→ REQUIREMENT
Provide only the number of lines in the following data that contain "arrow".
##### RECORDS FOR THIS EXERCISE #####
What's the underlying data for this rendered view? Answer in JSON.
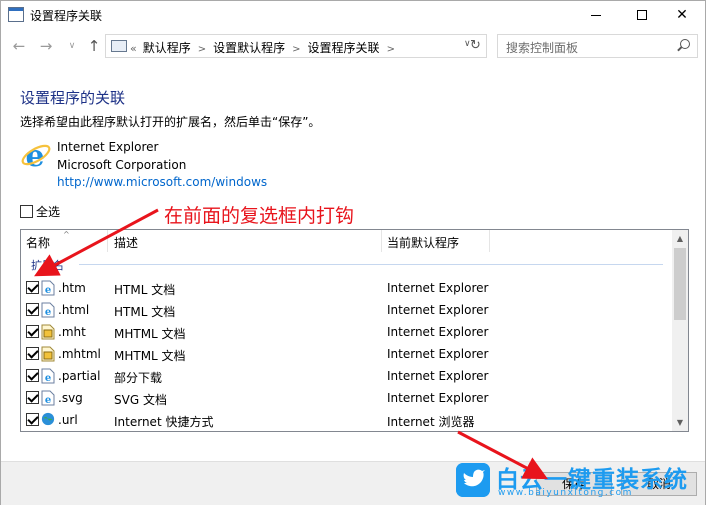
{
  "window": {
    "title": "设置程序关联",
    "controls": {
      "minimize": "—",
      "maximize": "☐",
      "close": "✕"
    }
  },
  "nav": {
    "back_icon": "arrow-left-icon",
    "forward_icon": "arrow-right-icon",
    "up_icon": "arrow-up-icon",
    "breadcrumb_prefix": "«",
    "breadcrumbs": [
      "默认程序",
      "设置默认程序",
      "设置程序关联"
    ],
    "refresh_glyph": "↻",
    "search_placeholder": "搜索控制面板"
  },
  "main": {
    "heading": "设置程序的关联",
    "description": "选择希望由此程序默认打开的扩展名，然后单击“保存”。",
    "program": {
      "name": "Internet Explorer",
      "company": "Microsoft Corporation",
      "url": "http://www.microsoft.com/windows"
    },
    "select_all_label": "全选",
    "select_all_checked": false
  },
  "annotation": {
    "text": "在前面的复选框内打钩",
    "color": "#e8141c"
  },
  "list": {
    "columns": [
      "名称",
      "描述",
      "当前默认程序"
    ],
    "group_label": "扩展名",
    "rows": [
      {
        "ext": ".htm",
        "desc": "HTML 文档",
        "program": "Internet Explorer",
        "icon": "ie-file-icon",
        "checked": true
      },
      {
        "ext": ".html",
        "desc": "HTML 文档",
        "program": "Internet Explorer",
        "icon": "ie-file-icon",
        "checked": true
      },
      {
        "ext": ".mht",
        "desc": "MHTML 文档",
        "program": "Internet Explorer",
        "icon": "mhtml-file-icon",
        "checked": true
      },
      {
        "ext": ".mhtml",
        "desc": "MHTML 文档",
        "program": "Internet Explorer",
        "icon": "mhtml-file-icon",
        "checked": true
      },
      {
        "ext": ".partial",
        "desc": "部分下载",
        "program": "Internet Explorer",
        "icon": "ie-file-icon",
        "checked": true
      },
      {
        "ext": ".svg",
        "desc": "SVG 文档",
        "program": "Internet Explorer",
        "icon": "ie-file-icon",
        "checked": true
      },
      {
        "ext": ".url",
        "desc": "Internet 快捷方式",
        "program": "Internet 浏览器",
        "icon": "globe-icon",
        "checked": true
      }
    ]
  },
  "footer": {
    "save_label": "保存",
    "cancel_label": "取消"
  },
  "watermark": {
    "title": "白云一键重装系统",
    "url": "www.baiyunxitong.com"
  }
}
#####
→ EXERCISE SOLUTION
3